But more than that, it is a move that signifies several things. The Falcons are looking to get younger, of that we can be certain. The team also appears ready to invest in a pass-rusher that can remain on the field on a more consistent basis than Abraham. Playing 70% of the team's defensive snaps does not necessarily justify a $4.5M base salary.
Perhaps most importantly, I see the move as clear evidence that Mike Nolan is preparing to transition Atlanta's defense to his preferred 3-4 scheme. Whether or not that will actually benefit the Falcons in the long term (I believe it will), that seems to be the road Mike Smith is willing to take with Nolan at the helm.
And really, besides lacking a dominant pass rusher, the Falcons are only missing one key component of that system: a big, space-clogging nose tackle.
Enter John Jenkins.
Projection: 1st round
Measurables: 6'4, 346 lbs, 30 bench press reps
NFL Comparison: Dan Williams
Stats (2012): 50 tackles (22 solo), 10 QB hurries, 2.0 TFL, 1.0 sack, 1 blocked kick
Why He'll Work:
Jenkins will be drafted in the first round because he fits the role of a prototypical 3-4 nose tackle perfectly.
He has the size and width to fill two gaps in the middle, and the strength to hold his own and anchor the defensive line. So with his massive power, it is only naturally that he possesses an excellent bull rush that allow him to be so disruptive at the point of attack.
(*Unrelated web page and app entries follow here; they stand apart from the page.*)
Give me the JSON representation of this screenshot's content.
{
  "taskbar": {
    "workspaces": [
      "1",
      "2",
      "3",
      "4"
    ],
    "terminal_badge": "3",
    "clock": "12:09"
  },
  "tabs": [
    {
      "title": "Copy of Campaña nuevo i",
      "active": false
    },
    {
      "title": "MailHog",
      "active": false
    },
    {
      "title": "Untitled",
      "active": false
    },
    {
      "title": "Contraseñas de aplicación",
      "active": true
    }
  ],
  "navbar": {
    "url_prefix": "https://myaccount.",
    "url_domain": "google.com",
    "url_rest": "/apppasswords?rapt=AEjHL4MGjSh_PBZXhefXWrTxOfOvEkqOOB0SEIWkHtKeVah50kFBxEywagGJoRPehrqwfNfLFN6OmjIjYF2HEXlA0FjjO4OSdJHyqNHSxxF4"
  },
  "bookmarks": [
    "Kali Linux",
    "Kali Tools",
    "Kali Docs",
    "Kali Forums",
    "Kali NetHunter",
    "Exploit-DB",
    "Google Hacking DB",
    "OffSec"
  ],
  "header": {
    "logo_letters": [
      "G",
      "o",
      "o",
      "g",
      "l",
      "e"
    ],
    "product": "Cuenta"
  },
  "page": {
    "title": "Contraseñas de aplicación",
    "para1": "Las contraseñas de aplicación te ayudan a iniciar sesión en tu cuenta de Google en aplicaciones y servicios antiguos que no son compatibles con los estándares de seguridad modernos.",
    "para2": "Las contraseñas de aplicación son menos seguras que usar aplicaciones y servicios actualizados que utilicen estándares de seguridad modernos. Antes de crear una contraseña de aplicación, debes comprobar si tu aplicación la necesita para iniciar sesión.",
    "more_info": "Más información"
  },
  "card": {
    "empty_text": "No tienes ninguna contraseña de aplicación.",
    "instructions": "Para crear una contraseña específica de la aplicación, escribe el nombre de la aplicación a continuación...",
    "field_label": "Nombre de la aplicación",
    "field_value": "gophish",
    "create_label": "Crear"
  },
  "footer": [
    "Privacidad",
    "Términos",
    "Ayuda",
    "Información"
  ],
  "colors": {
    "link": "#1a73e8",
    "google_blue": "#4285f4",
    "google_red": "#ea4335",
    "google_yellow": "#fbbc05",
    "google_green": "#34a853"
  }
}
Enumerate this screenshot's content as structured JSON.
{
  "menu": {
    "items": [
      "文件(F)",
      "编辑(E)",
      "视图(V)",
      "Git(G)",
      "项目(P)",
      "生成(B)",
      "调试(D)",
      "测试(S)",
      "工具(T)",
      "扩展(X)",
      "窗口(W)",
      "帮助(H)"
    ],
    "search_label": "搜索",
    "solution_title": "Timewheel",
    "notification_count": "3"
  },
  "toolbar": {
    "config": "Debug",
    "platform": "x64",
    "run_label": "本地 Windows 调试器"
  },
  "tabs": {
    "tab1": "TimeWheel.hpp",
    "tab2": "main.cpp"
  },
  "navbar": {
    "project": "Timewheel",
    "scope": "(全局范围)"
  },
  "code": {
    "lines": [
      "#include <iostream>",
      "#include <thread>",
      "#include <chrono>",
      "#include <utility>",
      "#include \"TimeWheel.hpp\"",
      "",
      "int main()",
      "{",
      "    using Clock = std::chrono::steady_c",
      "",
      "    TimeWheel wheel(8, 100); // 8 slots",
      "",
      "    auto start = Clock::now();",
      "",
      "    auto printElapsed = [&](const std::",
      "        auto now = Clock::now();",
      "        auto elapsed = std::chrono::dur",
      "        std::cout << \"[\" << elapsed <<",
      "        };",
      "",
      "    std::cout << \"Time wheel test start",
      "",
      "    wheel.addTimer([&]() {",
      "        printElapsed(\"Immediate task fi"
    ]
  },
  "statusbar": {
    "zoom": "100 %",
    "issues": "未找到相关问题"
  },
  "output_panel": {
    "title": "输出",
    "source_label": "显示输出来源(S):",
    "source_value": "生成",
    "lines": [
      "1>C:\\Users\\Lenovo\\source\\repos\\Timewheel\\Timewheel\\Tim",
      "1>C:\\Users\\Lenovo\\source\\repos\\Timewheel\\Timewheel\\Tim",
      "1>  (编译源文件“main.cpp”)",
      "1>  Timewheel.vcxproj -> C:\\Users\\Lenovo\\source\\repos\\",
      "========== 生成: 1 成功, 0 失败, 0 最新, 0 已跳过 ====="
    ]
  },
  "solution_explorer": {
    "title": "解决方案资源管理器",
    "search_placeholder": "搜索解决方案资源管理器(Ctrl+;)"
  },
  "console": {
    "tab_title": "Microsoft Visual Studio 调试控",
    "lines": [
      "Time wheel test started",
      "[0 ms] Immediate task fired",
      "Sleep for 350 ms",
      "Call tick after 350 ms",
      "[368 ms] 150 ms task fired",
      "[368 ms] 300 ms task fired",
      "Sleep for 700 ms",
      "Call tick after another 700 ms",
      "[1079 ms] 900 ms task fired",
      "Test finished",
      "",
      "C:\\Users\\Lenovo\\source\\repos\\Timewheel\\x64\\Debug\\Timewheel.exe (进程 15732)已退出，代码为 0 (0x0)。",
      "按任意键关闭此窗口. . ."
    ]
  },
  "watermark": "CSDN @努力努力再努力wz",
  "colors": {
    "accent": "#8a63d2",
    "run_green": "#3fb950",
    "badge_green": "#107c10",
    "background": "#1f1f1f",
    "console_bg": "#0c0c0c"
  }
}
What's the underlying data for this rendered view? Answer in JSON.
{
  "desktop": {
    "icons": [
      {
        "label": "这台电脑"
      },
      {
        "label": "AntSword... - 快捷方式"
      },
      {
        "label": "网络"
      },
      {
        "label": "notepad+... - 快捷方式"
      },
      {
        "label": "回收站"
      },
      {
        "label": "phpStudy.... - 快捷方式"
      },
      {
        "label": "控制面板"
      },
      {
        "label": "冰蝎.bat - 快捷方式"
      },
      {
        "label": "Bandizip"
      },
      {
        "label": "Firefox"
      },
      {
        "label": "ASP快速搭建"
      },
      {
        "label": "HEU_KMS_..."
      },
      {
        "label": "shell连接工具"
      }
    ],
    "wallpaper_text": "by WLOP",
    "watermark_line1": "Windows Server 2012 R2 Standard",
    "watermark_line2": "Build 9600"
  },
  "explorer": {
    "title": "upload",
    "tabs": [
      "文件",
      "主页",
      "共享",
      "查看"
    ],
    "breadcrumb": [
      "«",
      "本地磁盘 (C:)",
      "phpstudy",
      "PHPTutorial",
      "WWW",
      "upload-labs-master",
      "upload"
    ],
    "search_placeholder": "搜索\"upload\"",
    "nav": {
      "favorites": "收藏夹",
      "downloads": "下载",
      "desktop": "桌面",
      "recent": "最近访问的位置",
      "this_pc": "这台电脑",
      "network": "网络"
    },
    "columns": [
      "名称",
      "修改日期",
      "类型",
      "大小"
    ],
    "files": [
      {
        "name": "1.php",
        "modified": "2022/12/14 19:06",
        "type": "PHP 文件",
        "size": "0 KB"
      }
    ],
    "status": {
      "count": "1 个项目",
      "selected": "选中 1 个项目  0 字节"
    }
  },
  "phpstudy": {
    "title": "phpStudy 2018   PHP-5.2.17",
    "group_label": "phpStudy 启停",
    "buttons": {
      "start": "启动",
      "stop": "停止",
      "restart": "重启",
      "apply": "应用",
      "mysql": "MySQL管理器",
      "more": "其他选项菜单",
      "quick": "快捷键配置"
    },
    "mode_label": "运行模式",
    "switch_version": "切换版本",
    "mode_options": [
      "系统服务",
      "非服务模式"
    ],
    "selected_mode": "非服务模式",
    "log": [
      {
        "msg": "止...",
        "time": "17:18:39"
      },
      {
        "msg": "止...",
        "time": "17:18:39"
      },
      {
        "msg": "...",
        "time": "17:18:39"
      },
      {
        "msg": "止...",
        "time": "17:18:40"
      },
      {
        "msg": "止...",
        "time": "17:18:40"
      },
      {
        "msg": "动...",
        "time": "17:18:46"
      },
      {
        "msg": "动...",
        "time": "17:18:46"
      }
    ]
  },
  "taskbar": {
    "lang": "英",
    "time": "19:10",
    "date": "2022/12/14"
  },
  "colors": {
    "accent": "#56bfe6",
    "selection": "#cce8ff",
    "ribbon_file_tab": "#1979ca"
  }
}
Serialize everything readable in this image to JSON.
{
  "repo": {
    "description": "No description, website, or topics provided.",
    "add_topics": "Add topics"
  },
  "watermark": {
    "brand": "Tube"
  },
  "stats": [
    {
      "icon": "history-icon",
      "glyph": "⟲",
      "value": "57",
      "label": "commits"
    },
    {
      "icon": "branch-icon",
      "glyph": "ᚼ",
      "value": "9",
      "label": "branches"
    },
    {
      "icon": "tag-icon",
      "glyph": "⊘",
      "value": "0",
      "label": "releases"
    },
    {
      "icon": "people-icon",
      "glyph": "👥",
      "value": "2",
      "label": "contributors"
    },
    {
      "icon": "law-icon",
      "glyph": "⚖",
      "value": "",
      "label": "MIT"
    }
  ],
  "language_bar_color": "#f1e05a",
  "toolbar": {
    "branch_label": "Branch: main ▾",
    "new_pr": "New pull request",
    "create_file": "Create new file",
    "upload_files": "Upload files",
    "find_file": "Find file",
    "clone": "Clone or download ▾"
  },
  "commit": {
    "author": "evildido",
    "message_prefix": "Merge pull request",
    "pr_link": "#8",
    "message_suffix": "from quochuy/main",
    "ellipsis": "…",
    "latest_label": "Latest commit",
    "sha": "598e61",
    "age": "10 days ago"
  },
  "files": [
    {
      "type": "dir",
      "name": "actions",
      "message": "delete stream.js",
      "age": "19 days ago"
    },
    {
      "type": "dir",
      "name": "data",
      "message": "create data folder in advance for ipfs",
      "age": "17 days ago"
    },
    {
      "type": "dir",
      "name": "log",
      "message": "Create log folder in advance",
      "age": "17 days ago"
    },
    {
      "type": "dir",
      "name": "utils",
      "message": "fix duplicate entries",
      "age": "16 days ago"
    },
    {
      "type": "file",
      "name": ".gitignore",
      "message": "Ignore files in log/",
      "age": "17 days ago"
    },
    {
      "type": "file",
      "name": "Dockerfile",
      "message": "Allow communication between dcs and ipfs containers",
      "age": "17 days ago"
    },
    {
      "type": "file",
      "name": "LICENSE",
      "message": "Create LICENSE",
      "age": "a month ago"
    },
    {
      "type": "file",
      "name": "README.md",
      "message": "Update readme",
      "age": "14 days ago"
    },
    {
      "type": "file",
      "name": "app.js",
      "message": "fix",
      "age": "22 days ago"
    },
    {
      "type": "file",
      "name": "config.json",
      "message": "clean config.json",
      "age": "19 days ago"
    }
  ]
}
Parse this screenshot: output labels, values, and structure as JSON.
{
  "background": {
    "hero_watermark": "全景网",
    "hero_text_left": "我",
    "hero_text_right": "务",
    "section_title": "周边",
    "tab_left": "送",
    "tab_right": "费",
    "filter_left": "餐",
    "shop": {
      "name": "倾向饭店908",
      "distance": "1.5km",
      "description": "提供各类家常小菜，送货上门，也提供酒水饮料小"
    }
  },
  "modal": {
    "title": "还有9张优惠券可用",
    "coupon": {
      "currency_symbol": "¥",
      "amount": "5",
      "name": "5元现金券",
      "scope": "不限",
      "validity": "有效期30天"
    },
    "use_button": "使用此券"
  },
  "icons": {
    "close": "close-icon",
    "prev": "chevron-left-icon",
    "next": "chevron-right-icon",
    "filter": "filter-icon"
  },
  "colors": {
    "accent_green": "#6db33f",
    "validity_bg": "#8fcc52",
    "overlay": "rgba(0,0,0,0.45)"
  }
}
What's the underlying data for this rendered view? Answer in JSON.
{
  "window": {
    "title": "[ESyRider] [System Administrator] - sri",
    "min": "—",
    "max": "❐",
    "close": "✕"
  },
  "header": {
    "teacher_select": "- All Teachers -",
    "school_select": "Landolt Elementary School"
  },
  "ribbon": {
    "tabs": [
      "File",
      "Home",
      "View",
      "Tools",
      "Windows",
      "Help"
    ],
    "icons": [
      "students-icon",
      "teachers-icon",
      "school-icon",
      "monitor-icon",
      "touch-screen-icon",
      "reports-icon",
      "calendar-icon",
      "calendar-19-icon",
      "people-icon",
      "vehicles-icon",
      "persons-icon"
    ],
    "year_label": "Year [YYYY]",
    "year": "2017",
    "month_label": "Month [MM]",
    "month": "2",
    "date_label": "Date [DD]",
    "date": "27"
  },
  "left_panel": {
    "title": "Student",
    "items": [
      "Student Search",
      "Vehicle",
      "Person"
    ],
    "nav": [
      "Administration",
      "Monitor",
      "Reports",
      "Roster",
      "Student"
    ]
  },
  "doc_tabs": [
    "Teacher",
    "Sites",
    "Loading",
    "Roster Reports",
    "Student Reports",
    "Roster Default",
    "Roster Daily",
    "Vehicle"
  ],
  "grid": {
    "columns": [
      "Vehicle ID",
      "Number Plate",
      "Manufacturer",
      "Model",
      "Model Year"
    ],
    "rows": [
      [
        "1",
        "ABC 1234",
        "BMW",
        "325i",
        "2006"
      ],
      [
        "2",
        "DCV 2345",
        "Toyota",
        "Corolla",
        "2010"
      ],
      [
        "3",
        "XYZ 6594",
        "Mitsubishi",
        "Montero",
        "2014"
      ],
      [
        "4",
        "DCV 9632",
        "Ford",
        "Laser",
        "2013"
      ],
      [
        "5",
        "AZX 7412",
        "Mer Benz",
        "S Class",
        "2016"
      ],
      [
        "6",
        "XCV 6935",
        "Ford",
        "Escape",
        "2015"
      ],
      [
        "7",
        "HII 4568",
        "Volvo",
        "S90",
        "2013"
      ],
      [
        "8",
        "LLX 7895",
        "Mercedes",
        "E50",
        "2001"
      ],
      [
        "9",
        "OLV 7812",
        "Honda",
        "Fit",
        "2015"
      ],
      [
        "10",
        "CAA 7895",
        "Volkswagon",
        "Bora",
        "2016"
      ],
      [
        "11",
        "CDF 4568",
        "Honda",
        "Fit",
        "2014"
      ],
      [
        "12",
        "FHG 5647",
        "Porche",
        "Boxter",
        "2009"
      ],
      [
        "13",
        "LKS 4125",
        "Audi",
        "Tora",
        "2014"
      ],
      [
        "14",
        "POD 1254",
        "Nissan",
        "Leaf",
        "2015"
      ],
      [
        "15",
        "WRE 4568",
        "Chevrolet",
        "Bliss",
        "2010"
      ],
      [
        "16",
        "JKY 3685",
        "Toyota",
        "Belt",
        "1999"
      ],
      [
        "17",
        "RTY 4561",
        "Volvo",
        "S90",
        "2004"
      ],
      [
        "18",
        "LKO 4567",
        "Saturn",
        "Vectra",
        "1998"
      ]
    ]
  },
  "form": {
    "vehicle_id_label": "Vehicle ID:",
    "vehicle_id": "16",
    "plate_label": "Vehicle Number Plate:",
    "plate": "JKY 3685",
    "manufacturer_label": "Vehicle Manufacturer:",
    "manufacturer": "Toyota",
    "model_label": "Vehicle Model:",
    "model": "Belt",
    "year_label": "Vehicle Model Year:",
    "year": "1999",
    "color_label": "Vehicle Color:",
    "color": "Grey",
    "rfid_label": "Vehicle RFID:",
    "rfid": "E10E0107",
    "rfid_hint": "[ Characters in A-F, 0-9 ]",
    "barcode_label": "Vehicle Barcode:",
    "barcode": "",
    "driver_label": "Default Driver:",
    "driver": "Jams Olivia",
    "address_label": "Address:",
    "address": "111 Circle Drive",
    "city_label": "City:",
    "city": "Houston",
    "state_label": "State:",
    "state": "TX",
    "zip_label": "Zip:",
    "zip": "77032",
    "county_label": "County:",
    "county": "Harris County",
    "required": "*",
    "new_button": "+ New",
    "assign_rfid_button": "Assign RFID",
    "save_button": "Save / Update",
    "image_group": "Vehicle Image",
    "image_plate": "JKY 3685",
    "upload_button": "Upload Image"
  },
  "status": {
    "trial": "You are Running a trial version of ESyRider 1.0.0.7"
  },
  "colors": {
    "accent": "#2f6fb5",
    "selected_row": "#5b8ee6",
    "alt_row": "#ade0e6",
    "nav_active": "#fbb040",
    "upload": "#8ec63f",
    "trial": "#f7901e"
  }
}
What sets Jenkins apart from his peers, however, is impressive agility and initial step for such a large-framed player. His ability to push the pocket alone would make him coveted by most teams in the NFL, and especially those that run (or plan on running) a 3-4 defense.
And sure, you could consider last year's seventh-round Travian Robertson a nose tackle. But at 303 pounds and with an average growth ceiling at best, Robertson is a big stretch to be considered a dominant 3-4 lineman.
More than that, the Falcons need a top-tier physical presence in their front seven to improve the unit's play against the run. Recall that the 49ers won the NFC Championship game on the legs of Frank Gore and not Colin Kaepernick. Jenkins could provide the remedy.
Why He Won't Work:
As was the case with his comparison Dan Williams, Jenkins excels at stopping the run but remains average at pushing the pocket on passing plays. And that is by far the biggest question mark with Jenkins: does he possess the talent and upside to remain on the field in obvious passing situations?
It is important to remember that, like several Georgia defenders, Jenkins' junior season was superior to his most recent one. His technique was not exactly excellent - he'll play too high at times, and opposing linemen will out-leverage him by working the underneath - and he often ran out of gas at the end of ball games.
His conditioning and stamina, especially for a player of his weight, is obviously a concern (though Mike Smith's defensive line rotations may alleviate some of that).
But the real issue with Jenkins is whether the Falcons want to spend their first-round pick on an upside player that could be limited in his NFL role and perhaps not even remain on the field consistently. That was part of the problem with Abraham.
And if you look at defensive players this regime has used top picks on - Sean Weatherspoon, Peria Jerry, William Moore - they are what you would consider three or even four-down players. Jenkins may not fit that bill.
What Jenkins brings to the table is fairly cut and dry: size, physical presence and a perfect fit in a 3-4 defensive scheme. The Falcons obviously need multiple upgrades on their defensive line.
But like running back, I consider a first-round pick to heavy of a price to pay for a position that could be found much later in the draft and with similar value.
And, of course, Jenkins cannot rush the passer. The Falcons still desperately need one of those.